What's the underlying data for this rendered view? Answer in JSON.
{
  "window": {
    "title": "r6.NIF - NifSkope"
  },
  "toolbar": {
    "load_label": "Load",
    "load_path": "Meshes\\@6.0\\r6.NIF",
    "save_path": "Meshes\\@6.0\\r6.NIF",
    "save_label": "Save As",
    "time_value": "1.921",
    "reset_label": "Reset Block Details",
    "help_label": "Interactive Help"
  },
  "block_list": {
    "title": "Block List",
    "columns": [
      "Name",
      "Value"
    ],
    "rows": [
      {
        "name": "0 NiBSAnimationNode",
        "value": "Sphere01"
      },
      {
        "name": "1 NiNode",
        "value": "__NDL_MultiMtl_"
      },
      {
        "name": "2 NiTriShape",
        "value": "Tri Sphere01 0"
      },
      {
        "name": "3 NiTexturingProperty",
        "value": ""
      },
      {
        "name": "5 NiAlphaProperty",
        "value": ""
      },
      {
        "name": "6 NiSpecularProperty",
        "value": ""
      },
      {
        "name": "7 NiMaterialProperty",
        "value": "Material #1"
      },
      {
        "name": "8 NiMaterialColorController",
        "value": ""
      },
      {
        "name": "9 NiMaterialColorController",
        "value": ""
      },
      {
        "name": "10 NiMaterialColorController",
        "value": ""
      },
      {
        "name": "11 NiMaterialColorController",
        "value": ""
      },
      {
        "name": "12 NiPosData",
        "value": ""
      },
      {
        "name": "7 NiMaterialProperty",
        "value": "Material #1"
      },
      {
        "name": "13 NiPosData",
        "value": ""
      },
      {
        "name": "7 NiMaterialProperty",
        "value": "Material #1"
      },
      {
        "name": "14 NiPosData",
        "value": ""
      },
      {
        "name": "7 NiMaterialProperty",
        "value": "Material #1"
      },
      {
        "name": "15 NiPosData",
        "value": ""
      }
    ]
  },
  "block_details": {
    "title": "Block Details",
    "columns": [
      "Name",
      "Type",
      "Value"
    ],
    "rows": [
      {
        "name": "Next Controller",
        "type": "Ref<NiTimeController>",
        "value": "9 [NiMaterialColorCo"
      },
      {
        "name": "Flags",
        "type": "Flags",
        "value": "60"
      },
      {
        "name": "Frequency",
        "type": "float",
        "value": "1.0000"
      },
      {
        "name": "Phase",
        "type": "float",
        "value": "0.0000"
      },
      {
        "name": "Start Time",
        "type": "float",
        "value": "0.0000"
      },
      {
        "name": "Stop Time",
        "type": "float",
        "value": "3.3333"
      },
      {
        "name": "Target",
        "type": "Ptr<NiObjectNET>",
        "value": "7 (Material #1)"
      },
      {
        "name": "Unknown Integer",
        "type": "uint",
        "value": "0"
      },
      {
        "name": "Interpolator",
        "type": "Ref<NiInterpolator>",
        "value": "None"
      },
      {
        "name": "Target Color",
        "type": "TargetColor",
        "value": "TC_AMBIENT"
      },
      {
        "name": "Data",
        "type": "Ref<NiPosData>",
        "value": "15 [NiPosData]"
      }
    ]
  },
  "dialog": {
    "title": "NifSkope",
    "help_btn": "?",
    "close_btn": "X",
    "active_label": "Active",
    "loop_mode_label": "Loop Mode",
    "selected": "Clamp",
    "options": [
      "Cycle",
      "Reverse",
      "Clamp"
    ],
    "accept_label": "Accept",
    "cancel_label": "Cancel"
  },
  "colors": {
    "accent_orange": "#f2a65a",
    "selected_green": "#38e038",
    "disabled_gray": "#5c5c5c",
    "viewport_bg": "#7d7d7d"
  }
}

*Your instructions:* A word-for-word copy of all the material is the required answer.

*Response for this exercise:*
What's the underlying data for this rendered view? Answer in JSON.
{
  "window": {
    "title": "r6.NIF - NifSkope"
  },
  "toolbar": {
    "load_label": "Load",
    "load_path": "Meshes\\@6.0\\r6.NIF",
    "save_path": "Meshes\\@6.0\\r6.NIF",
    "save_label": "Save As",
    "time_value": "1.921",
    "reset_label": "Reset Block Details",
    "help_label": "Interactive Help"
  },
  "block_list": {
    "title": "Block List",
    "columns": [
      "Name",
      "Value"
    ],
    "rows": [
      {
        "name": "0 NiBSAnimationNode",
        "value": "Sphere01"
      },
      {
        "name": "1 NiNode",
        "value": "__NDL_MultiMtl_"
      },
      {
        "name": "2 NiTriShape",
        "value": "Tri Sphere01 0"
      },
      {
        "name": "3 NiTexturingProperty",
        "value": ""
      },
      {
        "name": "5 NiAlphaProperty",
        "value": ""
      },
      {
        "name": "6 NiSpecularProperty",
        "value": ""
      },
      {
        "name": "7 NiMaterialProperty",
        "value": "Material #1"
      },
      {
        "name": "8 NiMaterialColorController",
        "value": ""
      },
      {
        "name": "9 NiMaterialColorController",
        "value": ""
      },
      {
        "name": "10 NiMaterialColorController",
        "value": ""
      },
      {
        "name": "11 NiMaterialColorController",
        "value": ""
      },
      {
        "name": "12 NiPosData",
        "value": ""
      },
      {
        "name": "7 NiMaterialProperty",
        "value": "Material #1"
      },
      {
        "name": "13 NiPosData",
        "value": ""
      },
      {
        "name": "7 NiMaterialProperty",
        "value": "Material #1"
      },
      {
        "name": "14 NiPosData",
        "value": ""
      },
      {
        "name": "7 NiMaterialProperty",
        "value": "Material #1"
      },
      {
        "name": "15 NiPosData",
        "value": ""
      }
    ]
  },
  "block_details": {
    "title": "Block Details",
    "columns": [
      "Name",
      "Type",
      "Value"
    ],
    "rows": [
      {
        "name": "Next Controller",
        "type": "Ref<NiTimeController>",
        "value": "9 [NiMaterialColorCo"
      },
      {
        "name": "Flags",
        "type": "Flags",
        "value": "60"
      },
      {
        "name": "Frequency",
        "type": "float",
        "value": "1.0000"
      },
      {
        "name": "Phase",
        "type": "float",
        "value": "0.0000"
      },
      {
        "name": "Start Time",
        "type": "float",
        "value": "0.0000"
      },
      {
        "name": "Stop Time",
        "type": "float",
        "value": "3.3333"
      },
      {
        "name": "Target",
        "type": "Ptr<NiObjectNET>",
        "value": "7 (Material #1)"
      },
      {
        "name": "Unknown Integer",
        "type": "uint",
        "value": "0"
      },
      {
        "name": "Interpolator",
        "type": "Ref<NiInterpolator>",
        "value": "None"
      },
      {
        "name": "Target Color",
        "type": "TargetColor",
        "value": "TC_AMBIENT"
      },
      {
        "name": "Data",
        "type": "Ref<NiPosData>",
        "value": "15 [NiPosData]"
      }
    ]
  },
  "dialog": {
    "title": "NifSkope",
    "help_btn": "?",
    "close_btn": "X",
    "active_label": "Active",
    "loop_mode_label": "Loop Mode",
    "selected": "Clamp",
    "options": [
      "Cycle",
      "Reverse",
      "Clamp"
    ],
    "accept_label": "Accept",
    "cancel_label": "Cancel"
  },
  "colors": {
    "accent_orange": "#f2a65a",
    "selected_green": "#38e038",
    "disabled_gray": "#5c5c5c",
    "viewport_bg": "#7d7d7d"
  }
}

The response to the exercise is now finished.